In the I wish I had known this when Miss Rachel was in town category, on my morning walk I noticed that the building doorway of 242 S. 21st St. in Philly is marked by a marble plaque of a flying pig. She would have enjoyed seeing that...

Sunday, June 01, 2003

I must be the romantic scapegoat--I am doomed to remain unloved so that others might be blessed with happiness. I have greater empathy for Kali's attachment to fine shoes now...
Last night I got myself out of the house briefly and had a cocktail at Loie (pronounce it "LOW-ee") over by Rittenhouse Square. Loie is owned by the same person who opened Lucy's Hat Shop, a very popular restaurant and bar spot on Market Street in Philly. Loie is smaller, more intimate, and from what I've heard on the street has very good French brasserie food. My personal attraction to Loie is both the proximity to my apartment, as well as its fine pool table in the back room.

However, with Loie's preponderance of gorgeous twenty-somethings, I have to be feeling pretty put-together to go over by myself of an evening. I have girlfriends who blanch at bit at my willingness to go out on the town all alone. Well, what am I going to do? Sit at home and wait for new friends to walk in my front door? It's kind of a necessity that I go out alone a good part of the time, but even so, I'm not doing it constantly. If I'm not feeling especially sociable or attractive, I will spare the world and stay at home.
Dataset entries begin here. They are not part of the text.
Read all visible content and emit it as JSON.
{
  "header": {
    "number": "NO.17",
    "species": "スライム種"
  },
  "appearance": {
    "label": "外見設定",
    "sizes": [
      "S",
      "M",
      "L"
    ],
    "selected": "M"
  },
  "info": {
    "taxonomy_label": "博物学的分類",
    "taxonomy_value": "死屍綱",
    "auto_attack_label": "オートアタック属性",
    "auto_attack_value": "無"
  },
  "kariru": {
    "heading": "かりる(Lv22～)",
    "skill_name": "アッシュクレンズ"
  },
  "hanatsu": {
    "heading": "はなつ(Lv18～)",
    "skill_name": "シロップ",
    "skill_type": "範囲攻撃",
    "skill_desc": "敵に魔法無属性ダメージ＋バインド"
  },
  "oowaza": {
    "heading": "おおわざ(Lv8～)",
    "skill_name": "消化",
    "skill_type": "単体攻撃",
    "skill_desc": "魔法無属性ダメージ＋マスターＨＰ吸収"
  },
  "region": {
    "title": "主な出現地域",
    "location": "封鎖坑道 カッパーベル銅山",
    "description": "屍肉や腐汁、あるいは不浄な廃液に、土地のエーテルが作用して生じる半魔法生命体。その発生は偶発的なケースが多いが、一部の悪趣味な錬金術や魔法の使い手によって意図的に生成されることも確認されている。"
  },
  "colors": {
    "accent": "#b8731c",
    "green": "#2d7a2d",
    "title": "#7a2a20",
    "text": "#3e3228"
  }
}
Last night, I was mostly in the mood to work on my pool game. I haven't played in 6 months and, if nothing else, getting in on a pool game is one avenue to conversing with other people. Unfortunately, some older British guy who was into his cups and had a noticeable facial tick was trying to chat me up, making me less comfortable about hanging around and watching the following games once I lost the table.

Naturally, the rain had started again while I was in the bar and I had left my umbrella at home. Goddamn this weather lately.